TASK BRIEF:
Look below. Copy each line that has "heading" in it.

INFORMATION:
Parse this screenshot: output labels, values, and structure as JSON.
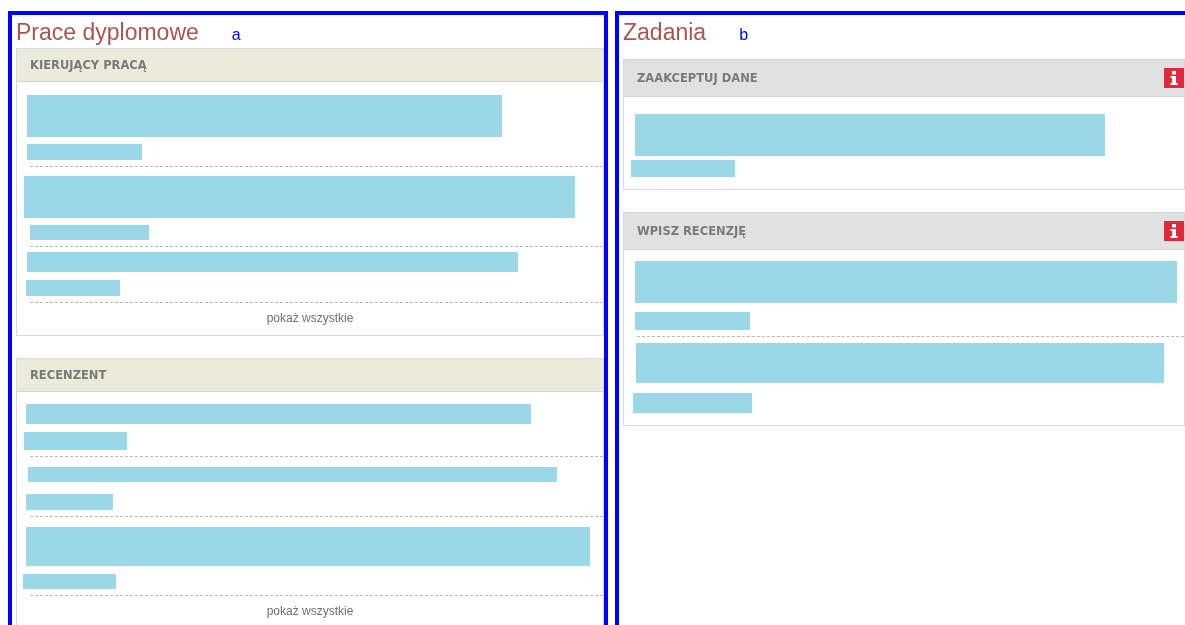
{
  "panels": [
    {
      "title": "Prace dyplomowe",
      "marker": "a",
      "sections": [
        {
          "heading": "KIERUJĄCY PRACĄ",
          "info": false,
          "items": [
            {
              "kind": "redacted"
            },
            {
              "kind": "redacted"
            },
            {
              "kind": "redacted"
            }
          ],
          "more_link": "pokaż wszystkie"
        },
        {
          "heading": "RECENZENT",
          "info": false,
          "items": [
            {
              "kind": "redacted"
            },
            {
              "kind": "redacted"
            },
            {
              "kind": "redacted"
            }
          ],
          "more_link": "pokaż wszystkie"
        }
      ]
    },
    {
      "title": "Zadania",
      "marker": "b",
      "sections": [
        {
          "heading": "ZAAKCEPTUJ DANE",
          "info": true,
          "items": [
            {
              "kind": "redacted"
            }
          ]
        },
        {
          "heading": "WPISZ RECENZJĘ",
          "info": true,
          "items": [
            {
              "kind": "redacted"
            },
            {
              "kind": "redacted"
            }
          ]
        }
      ]
    }
  ]
}
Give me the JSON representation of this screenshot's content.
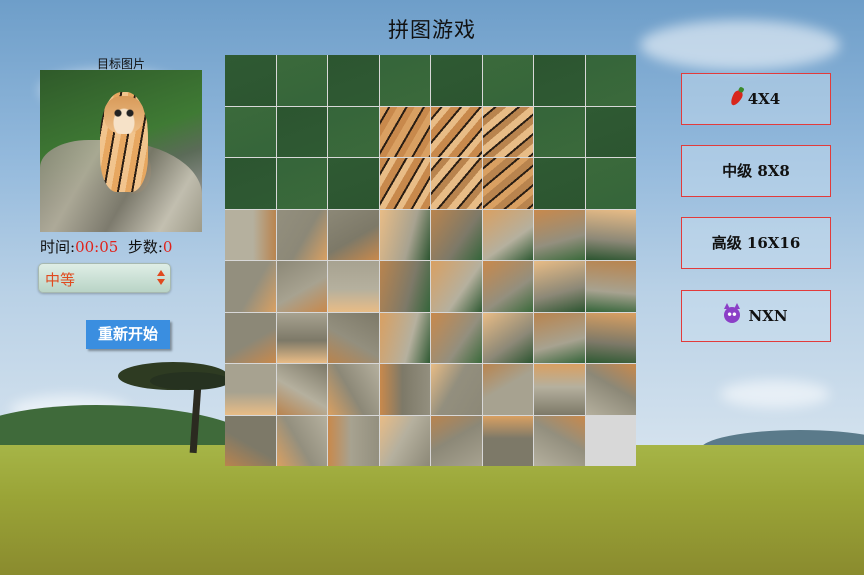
{
  "title": "拼图游戏",
  "target_label": "目标图片",
  "stats": {
    "time_label": "时间:",
    "time_value": "00:05",
    "steps_label": "步数:",
    "steps_value": "0"
  },
  "difficulty": {
    "selected": "中等"
  },
  "restart_label": "重新开始",
  "levels": [
    {
      "label": "4X4",
      "icon": "chili-icon"
    },
    {
      "label": "中级 8X8",
      "icon": ""
    },
    {
      "label": "高级 16X16",
      "icon": ""
    },
    {
      "label": "NXN",
      "icon": "devil-icon"
    }
  ],
  "board": {
    "rows": 8,
    "cols": 8,
    "empty_index": 63
  },
  "colors": {
    "time_red": "#e0221a",
    "restart_blue": "#3a8ee0",
    "level_border": "#e23b3b",
    "select_text": "#e04a1e"
  }
}
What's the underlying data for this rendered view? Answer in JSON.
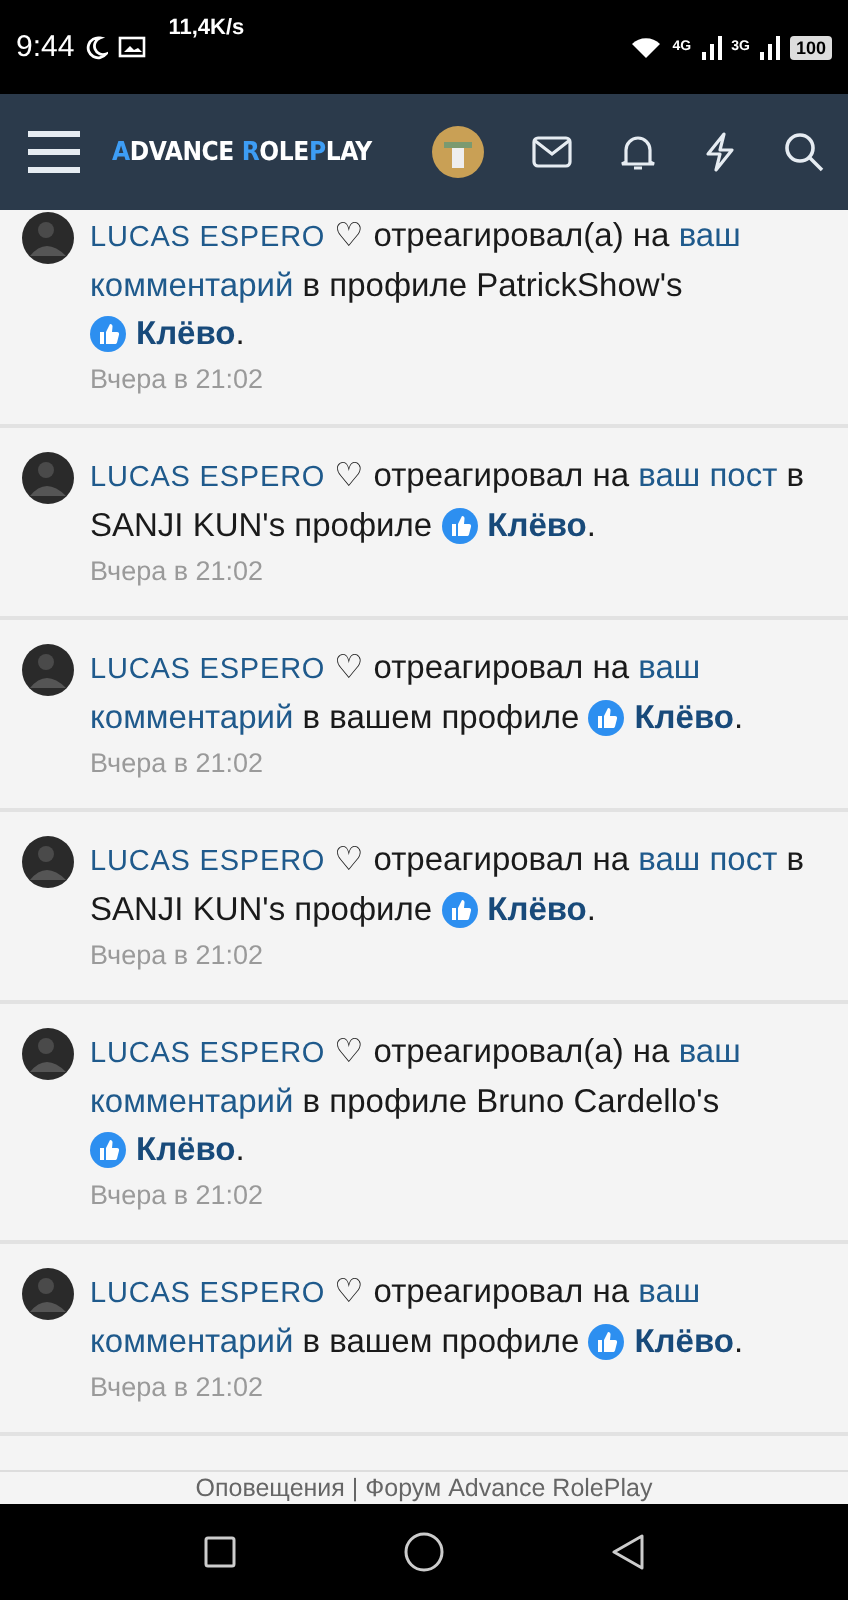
{
  "status_bar": {
    "time": "9:44",
    "speed": "11,4K/s",
    "network_1": "4G",
    "network_2": "3G",
    "battery": "100"
  },
  "header": {
    "logo": [
      {
        "text": "A",
        "accent": true
      },
      {
        "text": "DVANCE ",
        "accent": false
      },
      {
        "text": "R",
        "accent": true
      },
      {
        "text": "OLE",
        "accent": false
      },
      {
        "text": "P",
        "accent": true
      },
      {
        "text": "LAY",
        "accent": false
      }
    ]
  },
  "notifications": [
    {
      "user": "LUCAS ESPERO",
      "parts": [
        {
          "kind": "text",
          "text": "♡ отреагировал(а) на "
        },
        {
          "kind": "link",
          "text": "ваш"
        },
        {
          "kind": "link",
          "text": "комментарий"
        },
        {
          "kind": "text",
          "text": " в профиле PatrickShow's "
        },
        {
          "kind": "reaction",
          "text": "Клёво"
        },
        {
          "kind": "text",
          "text": "."
        }
      ],
      "time": "Вчера в 21:02"
    },
    {
      "user": "LUCAS ESPERO",
      "parts": [
        {
          "kind": "text",
          "text": "♡ отреагировал на "
        },
        {
          "kind": "link",
          "text": "ваш пост"
        },
        {
          "kind": "text",
          "text": " в SANJI KUN's профиле "
        },
        {
          "kind": "reaction",
          "text": "Клёво"
        },
        {
          "kind": "text",
          "text": "."
        }
      ],
      "time": "Вчера в 21:02"
    },
    {
      "user": "LUCAS ESPERO",
      "parts": [
        {
          "kind": "text",
          "text": "♡ отреагировал на "
        },
        {
          "kind": "link",
          "text": "ваш"
        },
        {
          "kind": "link",
          "text": "комментарий"
        },
        {
          "kind": "text",
          "text": " в вашем профиле "
        },
        {
          "kind": "reaction",
          "text": "Клёво"
        },
        {
          "kind": "text",
          "text": "."
        }
      ],
      "time": "Вчера в 21:02"
    },
    {
      "user": "LUCAS ESPERO",
      "parts": [
        {
          "kind": "text",
          "text": "♡ отреагировал на "
        },
        {
          "kind": "link",
          "text": "ваш пост"
        },
        {
          "kind": "text",
          "text": " в SANJI KUN's профиле "
        },
        {
          "kind": "reaction",
          "text": "Клёво"
        },
        {
          "kind": "text",
          "text": "."
        }
      ],
      "time": "Вчера в 21:02"
    },
    {
      "user": "LUCAS ESPERO",
      "parts": [
        {
          "kind": "text",
          "text": "♡ отреагировал(а) на "
        },
        {
          "kind": "link",
          "text": "ваш"
        },
        {
          "kind": "link",
          "text": "комментарий"
        },
        {
          "kind": "text",
          "text": " в профиле Bruno Cardello's "
        },
        {
          "kind": "reaction",
          "text": "Клёво"
        },
        {
          "kind": "text",
          "text": "."
        }
      ],
      "time": "Вчера в 21:02"
    },
    {
      "user": "LUCAS ESPERO",
      "parts": [
        {
          "kind": "text",
          "text": "♡ отреагировал на "
        },
        {
          "kind": "link",
          "text": "ваш"
        },
        {
          "kind": "link",
          "text": "комментарий"
        },
        {
          "kind": "text",
          "text": " в вашем профиле "
        },
        {
          "kind": "reaction",
          "text": "Клёво"
        },
        {
          "kind": "text",
          "text": "."
        }
      ],
      "time": "Вчера в 21:02"
    }
  ],
  "page_title": "Оповещения | Форум Advance RolePlay"
}
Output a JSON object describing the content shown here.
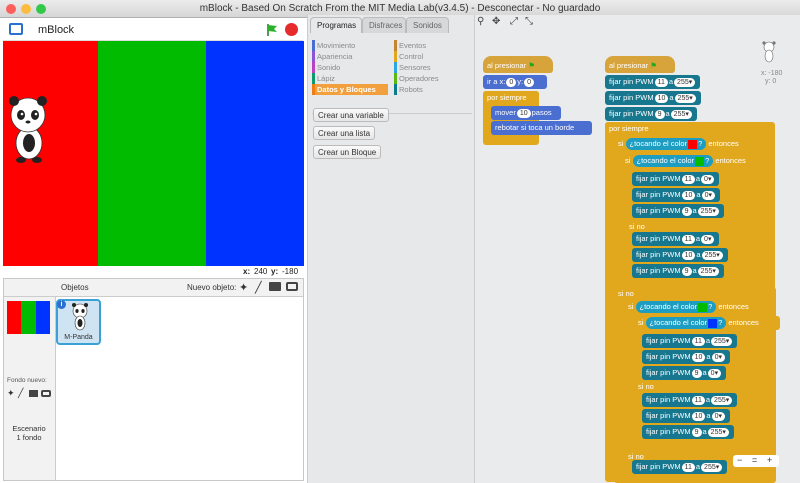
{
  "window": {
    "title": "mBlock - Based On Scratch From the MIT Media Lab(v3.4.5) - Desconectar - No guardado"
  },
  "stage": {
    "name": "mBlock",
    "coords": {
      "x_label": "x:",
      "x": "240",
      "y_label": "y:",
      "y": "-180"
    },
    "bands": [
      "#ff0000",
      "#00bb00",
      "#0033ff"
    ]
  },
  "sprites": {
    "header": "Objetos",
    "new_label": "Nuevo objeto:",
    "stage_label": "Escenario",
    "stage_sub": "1 fondo",
    "new_bg_label": "Fondo nuevo:",
    "sprite_name": "M-Panda",
    "sprite_badge": "i"
  },
  "palette": {
    "tabs": [
      "Programas",
      "Disfraces",
      "Sonidos"
    ],
    "categories_left": [
      {
        "label": "Movimiento",
        "color": "#4a6cd4"
      },
      {
        "label": "Apariencia",
        "color": "#8a55d7"
      },
      {
        "label": "Sonido",
        "color": "#bb42c3"
      },
      {
        "label": "Lápiz",
        "color": "#0e9a6c"
      },
      {
        "label": "Datos y Bloques",
        "color": "#ee7d16"
      }
    ],
    "categories_right": [
      {
        "label": "Eventos",
        "color": "#c88330"
      },
      {
        "label": "Control",
        "color": "#e1a91a"
      },
      {
        "label": "Sensores",
        "color": "#2ca5e2"
      },
      {
        "label": "Operadores",
        "color": "#5cb712"
      },
      {
        "label": "Robots",
        "color": "#0d7a8e"
      }
    ],
    "buttons": [
      "Crear una variable",
      "Crear una lista",
      "Crear un Bloque"
    ]
  },
  "scripts": {
    "coords": {
      "x": "x: -180",
      "y": "y: 0"
    },
    "s1": {
      "hat": "al presionar",
      "goto": "ir a x:",
      "gx": "0",
      "gy_label": "y:",
      "gy": "0",
      "forever": "por siempre",
      "move": "mover",
      "move_n": "10",
      "move_unit": "pasos",
      "bounce": "rebotar si toca un borde"
    },
    "s2": {
      "hat": "al presionar",
      "pwm": "fijar pin PWM",
      "a": "a",
      "if": "si",
      "then": "entonces",
      "else": "si no",
      "forever": "por siempre",
      "touch": "¿tocando el color",
      "q": "?",
      "rows": [
        [
          "11",
          "255"
        ],
        [
          "10",
          "255"
        ],
        [
          "9",
          "255"
        ]
      ],
      "g1": [
        [
          "11",
          "0"
        ],
        [
          "10",
          "0"
        ],
        [
          "9",
          "255"
        ]
      ],
      "g2": [
        [
          "11",
          "0"
        ],
        [
          "10",
          "255"
        ],
        [
          "9",
          "255"
        ]
      ],
      "b1": [
        [
          "11",
          "255"
        ],
        [
          "10",
          "0"
        ],
        [
          "9",
          "0"
        ]
      ],
      "b2": [
        [
          "11",
          "255"
        ],
        [
          "10",
          "0"
        ],
        [
          "9",
          "255"
        ]
      ],
      "last": [
        "11",
        "255"
      ]
    },
    "zoom": {
      "minus": "−",
      "eq": "=",
      "plus": "+"
    }
  }
}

TASK OUTPUT:
          "heading": "KIERUJĄCY PRACĄ",
          "heading": "RECENZENT",
          "heading": "ZAAKCEPTUJ DANE",
          "heading": "WPISZ RECENZJĘ",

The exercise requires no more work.